▶ [YOUR GOAL] Repeat every entry word for word. Images do not belong in the copy.

Items from a dataset:
=== Begin Enclosure ===

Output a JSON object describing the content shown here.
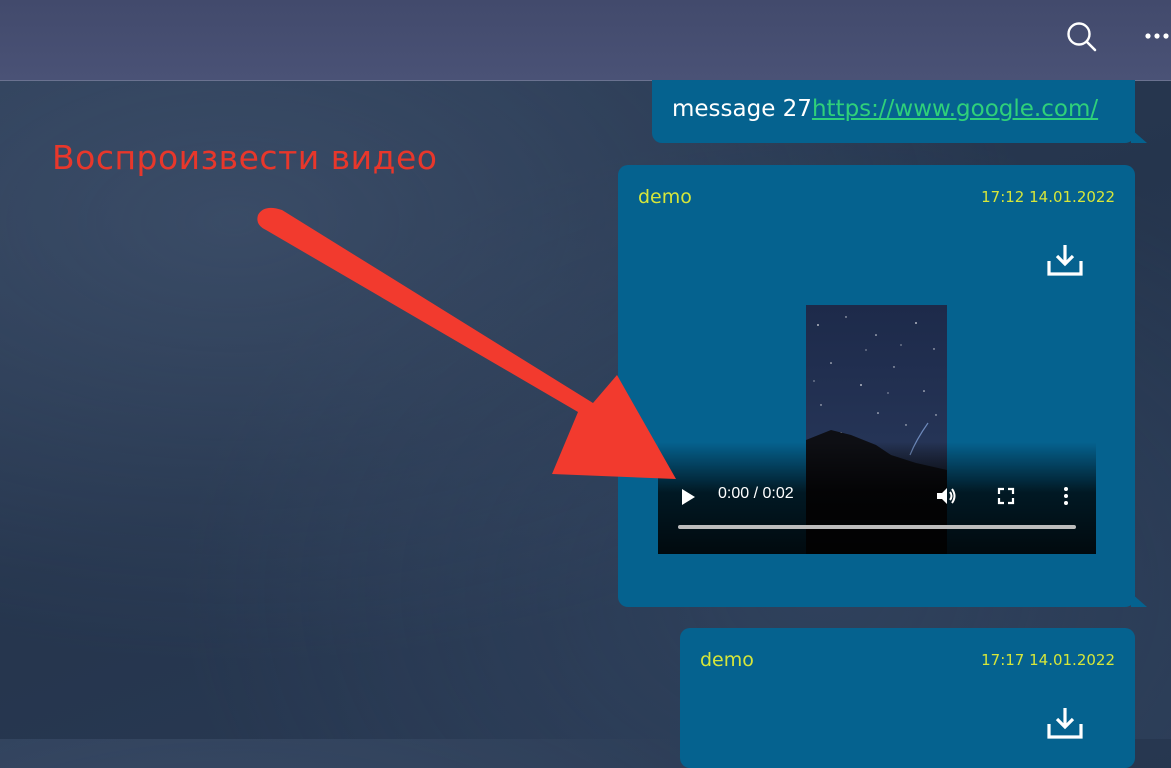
{
  "header": {
    "search_icon": "search-icon",
    "more_icon": "more-horizontal-icon"
  },
  "messages": [
    {
      "text": "message 27",
      "link": "https://www.google.com/"
    },
    {
      "author": "demo",
      "timestamp": "17:12 14.01.2022",
      "download_icon": "download-icon",
      "video": {
        "timecode": "0:00 / 0:02",
        "progress": 0
      }
    },
    {
      "author": "demo",
      "timestamp": "17:17 14.01.2022",
      "download_icon": "download-icon"
    }
  ],
  "annotation": {
    "label": "Воспроизвести видео",
    "color": "#e8372b"
  },
  "colors": {
    "bubble": "#05628f",
    "author": "#d6e63a",
    "link": "#2fd07a",
    "header": "#454d70"
  }
}
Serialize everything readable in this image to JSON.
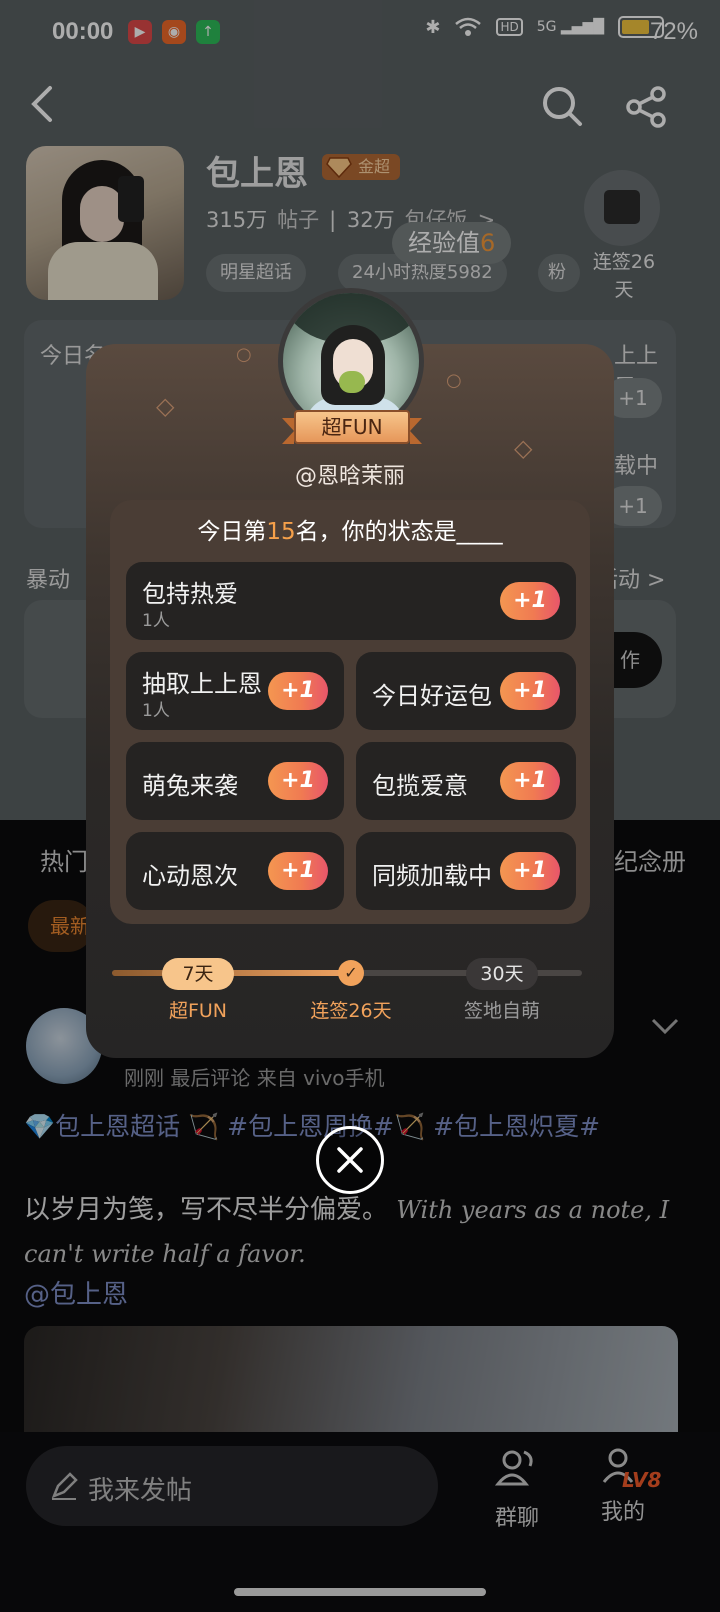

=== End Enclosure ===

▶ [RESPONSE]
Output a JSON object describing the content shown here.
{
  "header": {
    "search_icon": "search-icon",
    "more_icon": "more-horizontal-icon"
  },
  "messages": [
    {
      "text": "message 27",
      "link": "https://www.google.com/"
    },
    {
      "author": "demo",
      "timestamp": "17:12 14.01.2022",
      "download_icon": "download-icon",
      "video": {
        "timecode": "0:00 / 0:02",
        "progress": 0
      }
    },
    {
      "author": "demo",
      "timestamp": "17:17 14.01.2022",
      "download_icon": "download-icon"
    }
  ],
  "annotation": {
    "label": "Воспроизвести видео",
    "color": "#e8372b"
  },
  "colors": {
    "bubble": "#05628f",
    "author": "#d6e63a",
    "link": "#2fd07a",
    "header": "#454d70"
  }
}
Serialize everything readable in this image to JSON.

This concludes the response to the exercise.